|European Classification||B29C41/12, B29C41/36, B22F3/00K, B29C67/00R4B|
|Jun 30, 1999||AS||Assignment|
Owner name: THERICS, INC., NEW JERSEY
Free format text: ASSIGNMENT OF ASSIGNORS INTEREST;ASSIGNORS:GAYLO, CHRISTOPHER M.;IMIOLEK, IRENEUSZ J.;FEDOR, JEFFREY A.;REEL/FRAME:010074/0788;SIGNING DATES FROM 19990625 TO 19990629
|Oct 12, 2004||FPAY||Fee payment|
Year of fee payment: 4
|Jul 1, 2005||AS||Assignment|
Owner name: AFBS, INC., NEW JERSEY
Free format text: CHANGE OF NAME;ASSIGNOR:THERICS, INC.;REEL/FRAME:016735/0593
Effective date: 20050630
|Jul 7, 2005||AS||Assignment|
Owner name: THERICS, LLC, OHIO
Free format text: ASSIGNMENT OF ASSIGNORS INTEREST;ASSIGNOR:AFBS, INC.;REEL/FRAME:016489/0245
Effective date: 20050630
|Oct 9, 2008||FPAY||Fee payment|
Year of fee payment: 8
|Nov 6, 2008||SULP||Surcharge for late payment|
|Nov 19, 2012||REMI||Maintenance fee reminder mailed|
|Jan 17, 2013||AS||Assignment|
Owner name: THEKEN SPINE, LLC, OHIO
Free format text: MERGER;ASSIGNORS:THERICS, LLC;THEKEN DISC, LLC;REEL/FRAME:029647/0123
Effective date: 20091231
|Apr 10, 2013||LAPS||Lapse for failure to pay maintenance fees|

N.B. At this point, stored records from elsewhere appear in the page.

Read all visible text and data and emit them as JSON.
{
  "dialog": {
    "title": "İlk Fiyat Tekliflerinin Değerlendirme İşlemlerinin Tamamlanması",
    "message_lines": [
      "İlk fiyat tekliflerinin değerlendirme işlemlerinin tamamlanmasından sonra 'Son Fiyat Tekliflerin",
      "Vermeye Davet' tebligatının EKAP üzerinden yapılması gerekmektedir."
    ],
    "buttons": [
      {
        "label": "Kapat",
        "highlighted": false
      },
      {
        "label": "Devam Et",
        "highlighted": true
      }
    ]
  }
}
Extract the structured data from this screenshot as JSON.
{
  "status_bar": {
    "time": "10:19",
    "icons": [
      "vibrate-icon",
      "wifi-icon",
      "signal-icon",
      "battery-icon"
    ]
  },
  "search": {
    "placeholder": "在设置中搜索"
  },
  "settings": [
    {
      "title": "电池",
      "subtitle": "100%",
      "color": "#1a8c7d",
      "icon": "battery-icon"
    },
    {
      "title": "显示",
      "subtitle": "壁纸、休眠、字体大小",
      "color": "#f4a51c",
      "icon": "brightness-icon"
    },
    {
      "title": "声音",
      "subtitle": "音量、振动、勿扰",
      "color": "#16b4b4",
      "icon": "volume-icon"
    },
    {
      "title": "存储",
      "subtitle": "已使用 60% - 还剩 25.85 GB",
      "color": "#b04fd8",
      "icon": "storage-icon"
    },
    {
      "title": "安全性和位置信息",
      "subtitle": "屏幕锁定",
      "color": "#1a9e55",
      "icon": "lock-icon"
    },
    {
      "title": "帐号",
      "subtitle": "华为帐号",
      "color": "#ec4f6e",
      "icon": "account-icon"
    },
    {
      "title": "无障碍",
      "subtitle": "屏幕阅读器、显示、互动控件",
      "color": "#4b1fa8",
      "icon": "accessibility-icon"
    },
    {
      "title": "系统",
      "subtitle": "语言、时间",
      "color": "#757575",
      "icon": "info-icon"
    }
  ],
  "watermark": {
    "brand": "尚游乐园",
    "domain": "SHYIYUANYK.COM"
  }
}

|May 28, 2013||FP||Expired due to failure to pay maintenance fee|
Effective date: 20130410